Exercise requirements:
All lines of the listing below are to be printed again exactly.

Recorded information:

# # # #

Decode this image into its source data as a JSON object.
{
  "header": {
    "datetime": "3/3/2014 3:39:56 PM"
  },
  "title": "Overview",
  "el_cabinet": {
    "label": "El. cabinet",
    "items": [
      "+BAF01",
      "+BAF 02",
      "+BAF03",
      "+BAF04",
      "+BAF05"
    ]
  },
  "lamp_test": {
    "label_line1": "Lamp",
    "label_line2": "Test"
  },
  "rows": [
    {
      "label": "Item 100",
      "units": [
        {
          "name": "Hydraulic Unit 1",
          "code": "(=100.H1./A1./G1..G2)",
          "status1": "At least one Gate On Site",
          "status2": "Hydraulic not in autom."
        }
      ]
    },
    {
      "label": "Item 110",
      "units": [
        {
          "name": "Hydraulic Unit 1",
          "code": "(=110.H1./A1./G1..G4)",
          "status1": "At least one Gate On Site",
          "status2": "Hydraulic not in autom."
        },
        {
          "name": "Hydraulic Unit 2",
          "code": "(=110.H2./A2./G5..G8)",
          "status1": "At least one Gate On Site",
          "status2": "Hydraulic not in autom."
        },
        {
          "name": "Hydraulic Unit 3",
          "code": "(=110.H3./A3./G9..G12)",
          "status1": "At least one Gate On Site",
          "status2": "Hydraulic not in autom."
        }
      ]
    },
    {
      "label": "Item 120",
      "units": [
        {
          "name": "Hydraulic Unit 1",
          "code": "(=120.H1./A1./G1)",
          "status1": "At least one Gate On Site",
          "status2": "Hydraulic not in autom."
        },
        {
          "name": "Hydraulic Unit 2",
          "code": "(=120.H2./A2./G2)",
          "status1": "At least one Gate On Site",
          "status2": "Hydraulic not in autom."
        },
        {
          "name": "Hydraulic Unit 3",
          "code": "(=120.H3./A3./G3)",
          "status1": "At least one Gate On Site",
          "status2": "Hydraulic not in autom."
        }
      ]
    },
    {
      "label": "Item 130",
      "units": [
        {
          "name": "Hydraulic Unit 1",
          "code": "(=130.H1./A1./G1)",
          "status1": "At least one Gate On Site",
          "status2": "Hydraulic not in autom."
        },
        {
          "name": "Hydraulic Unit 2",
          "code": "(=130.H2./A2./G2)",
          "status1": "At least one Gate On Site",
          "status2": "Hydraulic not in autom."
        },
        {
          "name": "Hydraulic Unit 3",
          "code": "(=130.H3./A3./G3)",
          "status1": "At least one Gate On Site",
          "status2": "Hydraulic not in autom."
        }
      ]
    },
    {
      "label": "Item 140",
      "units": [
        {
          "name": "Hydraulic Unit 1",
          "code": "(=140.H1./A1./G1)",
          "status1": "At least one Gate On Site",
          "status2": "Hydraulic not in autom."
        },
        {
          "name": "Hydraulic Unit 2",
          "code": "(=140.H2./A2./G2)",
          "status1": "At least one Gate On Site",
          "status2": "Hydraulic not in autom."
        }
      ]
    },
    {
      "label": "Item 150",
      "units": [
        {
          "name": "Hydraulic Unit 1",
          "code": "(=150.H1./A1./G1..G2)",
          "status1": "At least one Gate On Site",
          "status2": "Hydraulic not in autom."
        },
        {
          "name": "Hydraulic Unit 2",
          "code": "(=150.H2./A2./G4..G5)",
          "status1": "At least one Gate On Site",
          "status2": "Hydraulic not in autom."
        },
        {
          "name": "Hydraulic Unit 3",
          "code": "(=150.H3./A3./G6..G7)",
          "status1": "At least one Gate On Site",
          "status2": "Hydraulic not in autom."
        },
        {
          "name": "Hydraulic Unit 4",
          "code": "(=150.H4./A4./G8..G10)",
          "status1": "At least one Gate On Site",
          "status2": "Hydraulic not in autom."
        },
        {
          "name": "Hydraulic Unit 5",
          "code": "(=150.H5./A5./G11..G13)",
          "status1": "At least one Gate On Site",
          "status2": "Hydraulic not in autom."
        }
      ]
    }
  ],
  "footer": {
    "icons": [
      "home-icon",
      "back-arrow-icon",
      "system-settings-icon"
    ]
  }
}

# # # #

Answer section:
Decode this image into its source data as a JSON object.
{
  "header": {
    "datetime": "3/3/2014 3:39:56 PM"
  },
  "title": "Overview",
  "el_cabinet": {
    "label": "El. cabinet",
    "items": [
      "+BAF01",
      "+BAF 02",
      "+BAF03",
      "+BAF04",
      "+BAF05"
    ]
  },
  "lamp_test": {
    "label_line1": "Lamp",
    "label_line2": "Test"
  },
  "rows": [
    {
      "label": "Item 100",
      "units": [
        {
          "name": "Hydraulic Unit 1",
          "code": "(=100.H1./A1./G1..G2)",
          "status1": "At least one Gate On Site",
          "status2": "Hydraulic not in autom."
        }
      ]
    },
    {
      "label": "Item 110",
      "units": [
        {
          "name": "Hydraulic Unit 1",
          "code": "(=110.H1./A1./G1..G4)",
          "status1": "At least one Gate On Site",
          "status2": "Hydraulic not in autom."
        },
        {
          "name": "Hydraulic Unit 2",
          "code": "(=110.H2./A2./G5..G8)",
          "status1": "At least one Gate On Site",
          "status2": "Hydraulic not in autom."
        },
        {
          "name": "Hydraulic Unit 3",
          "code": "(=110.H3./A3./G9..G12)",
          "status1": "At least one Gate On Site",
          "status2": "Hydraulic not in autom."
        }
      ]
    },
    {
      "label": "Item 120",
      "units": [
        {
          "name": "Hydraulic Unit 1",
          "code": "(=120.H1./A1./G1)",
          "status1": "At least one Gate On Site",
          "status2": "Hydraulic not in autom."
        },
        {
          "name": "Hydraulic Unit 2",
          "code": "(=120.H2./A2./G2)",
          "status1": "At least one Gate On Site",
          "status2": "Hydraulic not in autom."
        },
        {
          "name": "Hydraulic Unit 3",
          "code": "(=120.H3./A3./G3)",
          "status1": "At least one Gate On Site",
          "status2": "Hydraulic not in autom."
        }
      ]
    },
    {
      "label": "Item 130",
      "units": [
        {
          "name": "Hydraulic Unit 1",
          "code": "(=130.H1./A1./G1)",
          "status1": "At least one Gate On Site",
          "status2": "Hydraulic not in autom."
        },
        {
          "name": "Hydraulic Unit 2",
          "code": "(=130.H2./A2./G2)",
          "status1": "At least one Gate On Site",
          "status2": "Hydraulic not in autom."
        },
        {
          "name": "Hydraulic Unit 3",
          "code": "(=130.H3./A3./G3)",
          "status1": "At least one Gate On Site",
          "status2": "Hydraulic not in autom."
        }
      ]
    },
    {
      "label": "Item 140",
      "units": [
        {
          "name": "Hydraulic Unit 1",
          "code": "(=140.H1./A1./G1)",
          "status1": "At least one Gate On Site",
          "status2": "Hydraulic not in autom."
        },
        {
          "name": "Hydraulic Unit 2",
          "code": "(=140.H2./A2./G2)",
          "status1": "At least one Gate On Site",
          "status2": "Hydraulic not in autom."
        }
      ]
    },
    {
      "label": "Item 150",
      "units": [
        {
          "name": "Hydraulic Unit 1",
          "code": "(=150.H1./A1./G1..G2)",
          "status1": "At least one Gate On Site",
          "status2": "Hydraulic not in autom."
        },
        {
          "name": "Hydraulic Unit 2",
          "code": "(=150.H2./A2./G4..G5)",
          "status1": "At least one Gate On Site",
          "status2": "Hydraulic not in autom."
        },
        {
          "name": "Hydraulic Unit 3",
          "code": "(=150.H3./A3./G6..G7)",
          "status1": "At least one Gate On Site",
          "status2": "Hydraulic not in autom."
        },
        {
          "name": "Hydraulic Unit 4",
          "code": "(=150.H4./A4./G8..G10)",
          "status1": "At least one Gate On Site",
          "status2": "Hydraulic not in autom."
        },
        {
          "name": "Hydraulic Unit 5",
          "code": "(=150.H5./A5./G11..G13)",
          "status1": "At least one Gate On Site",
          "status2": "Hydraulic not in autom."
        }
      ]
    }
  ],
  "footer": {
    "icons": [
      "home-icon",
      "back-arrow-icon",
      "system-settings-icon"
    ]
  }
}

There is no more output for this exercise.